4. Test for clarity
Do people understand it? Do they ask you further questions about it? If it’s not clear and easily understood, you need to go back to the drawing board. Go back to the clients you asked in the first place. Ask your team, your friends. If people don’t understand it quickly, it’s not right.
A few pointers.
It’s not a strap line or slogan. It needs to be something that is easily understand by potential clients. It also needs to be shared across your organisation so that everyone can articulate what you do, why clients choose you and what value you add.
Be objective – this can be hard when it’s your own business but it’s so important. You want to get it right, so listen to the feedback from your clients, don’t prompt them during the research phase and don’t embellish. It can be a good idea to outsource this element so that you ensure objectivity throughout.
Remember, people need to get it quickly so be concise.
I’ve included a few examples of companies who have done it really well.
www.giveclarity.org – this is really clear as to who their market is and what value they add. You understand it as soon as you land on the homepage. So, if you’re not a charity but want Salesforce integration you won’t contact them.
www.infusionsoft.com – this is a marketing and sales software company, so you’d expect them to get it right, but I love this. ‘Sales and marketing automation software built exclusively for small business success’ In 11 words, I understand that Infusionsoft is aimed at small businesses, it’s a sales and marketing automation tool and it works. As I read the rest of the homepage I see the success outlined in a series of bullet points.

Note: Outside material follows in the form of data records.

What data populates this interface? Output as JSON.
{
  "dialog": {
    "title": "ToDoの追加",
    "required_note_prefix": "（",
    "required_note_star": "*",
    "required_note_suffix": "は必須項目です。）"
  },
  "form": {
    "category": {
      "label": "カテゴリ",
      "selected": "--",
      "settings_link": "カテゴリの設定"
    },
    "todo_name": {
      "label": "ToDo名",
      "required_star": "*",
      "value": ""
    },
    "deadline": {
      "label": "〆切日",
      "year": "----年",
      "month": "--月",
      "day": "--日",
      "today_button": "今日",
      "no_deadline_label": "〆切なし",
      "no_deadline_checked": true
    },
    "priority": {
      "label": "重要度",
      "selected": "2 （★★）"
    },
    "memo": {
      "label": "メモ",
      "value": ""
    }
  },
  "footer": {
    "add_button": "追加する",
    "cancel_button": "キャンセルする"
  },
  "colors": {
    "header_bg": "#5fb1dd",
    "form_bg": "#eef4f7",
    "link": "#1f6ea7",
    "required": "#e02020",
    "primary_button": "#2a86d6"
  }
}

Writing your value proposition takes time, effort and energy, but it is so worth it. Afterall, there are plenty of ‘me too’ businesses out there, but there’s no reason for your business to be one.